In a few days, Germany will celebrate the remarkable feat of 30-years of reunification. The Berlin Wall came crashing down in November 1989. It fell after months of turmoil and protest across Eastern Europe that saw communist regimes swept from power. Yet even as Poland and Hungary convulsed with democratic reform, and Russia struggled to control the forces Mikhail Gorbachev had unleashed, East Germany stubbornly refused change.
When Erich Honecker was finally toppled in October 1989 it actually came as a surprise. A few weeks later the Berlin wall was gone and Germany dared consider the previously unthinkable. Despite domestic and foreign misgivings, reunification came swiftly less than a year later on 3rd October, 1990. It was a momentous achievement and, despite having many doubters, has thrived for three decades.
Marking such an era-defining event would, you might reasonably imagine, inspire Berlin’s Festival of Lights to be extra special this year. Yet, what should have been an cheerful and emotional event turned out to be underwhelming. I’m not saying it wasn’t worth walking around the city in the middle of the night searching out some of the more remote illuminations, but the previous two festivals I’ve been at were more creative.
How, in a city of creatives, could there be such a failure of artistry to combine with technology to produce a show stopper? Did Berlin run out of money? We may never know. While I might gripe about it, the sight of buildings and monuments illuminated and (in some cases) animated with light art is still one of my favourite things in Berlin. Plus, there were far fewer than the near three million people who came to see it last year, which made the main sights a bit more pleasant.
I started off in Potsdamer Platz, normally one of the best places to see some of the more impressive light shows, but this year much more subdued. There was a big red heart attracting selfie takers, but the rest seemed a little underpowered. Not to fear, a short walk would bring me to the US Embassy and the Brandenburg Gate. The crowds of people heading in both directions gave me confidence that these would be worth the effort.

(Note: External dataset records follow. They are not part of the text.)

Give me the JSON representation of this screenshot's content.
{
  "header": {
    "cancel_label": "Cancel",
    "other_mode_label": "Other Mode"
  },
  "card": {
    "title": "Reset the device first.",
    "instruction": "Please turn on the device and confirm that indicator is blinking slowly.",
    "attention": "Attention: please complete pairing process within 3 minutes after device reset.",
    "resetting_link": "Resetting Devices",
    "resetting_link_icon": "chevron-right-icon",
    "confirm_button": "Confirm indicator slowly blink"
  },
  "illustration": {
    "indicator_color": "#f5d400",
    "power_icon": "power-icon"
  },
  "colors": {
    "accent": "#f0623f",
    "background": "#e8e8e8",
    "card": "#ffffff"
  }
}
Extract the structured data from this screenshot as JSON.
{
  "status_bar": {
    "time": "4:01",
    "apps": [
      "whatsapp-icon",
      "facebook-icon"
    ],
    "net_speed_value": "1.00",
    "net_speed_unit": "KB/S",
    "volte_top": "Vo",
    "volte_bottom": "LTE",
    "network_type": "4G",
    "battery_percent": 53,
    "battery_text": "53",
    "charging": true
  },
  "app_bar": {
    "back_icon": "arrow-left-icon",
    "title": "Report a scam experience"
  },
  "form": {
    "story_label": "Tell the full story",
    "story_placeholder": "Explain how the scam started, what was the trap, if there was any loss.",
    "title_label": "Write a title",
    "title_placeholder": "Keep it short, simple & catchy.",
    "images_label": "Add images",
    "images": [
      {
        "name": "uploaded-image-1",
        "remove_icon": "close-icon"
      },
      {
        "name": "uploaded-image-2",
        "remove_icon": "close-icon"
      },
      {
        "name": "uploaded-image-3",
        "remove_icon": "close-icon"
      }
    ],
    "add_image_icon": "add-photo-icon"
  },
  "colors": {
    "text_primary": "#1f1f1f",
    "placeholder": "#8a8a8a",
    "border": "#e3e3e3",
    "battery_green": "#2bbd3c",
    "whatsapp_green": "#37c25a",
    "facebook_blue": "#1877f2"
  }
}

The US Embassy was clearly vying with the German Finance Ministry for the prize of dullest display. Not only was it visually boring (top tip, a static picture of fireworks is rarely as good as the real thing), but the slogan that accompanied it was a bit patronising. Congratulating Europe’s biggest economy for 30 years of “unity, peace and freedom”, felt a little like code for “well done for not starting any wars recently”.
I’d like to say the Brandenburg Gate redeemed this terrible offering, but it didn’t. I made my way down Unter den Linden to Babelplatz and Humbolt University. This was better, but not a patch on last year – the university clearly decided not to join in celebrations this year. It was a similar story on Museum Island, with a single static image projected onto the Berliner Dom and the Bode Museum. Where was last year’s fantastic display on the James Simon Gallery?
Alexanderplatz and Nikolaiviertel were much the same, although at least they were on my way home. The one redeeming light show came in Invalidenpark, where a projection onto the Mauerbrunnen water sculpture created a perfect reflection. As I made my weary way home after kilometres of pounding the streets, a group of young people were getting riotously drunk in the warm glow of the illuminated St. Elisabeth’s Church. It seemed like a metaphor for the festival.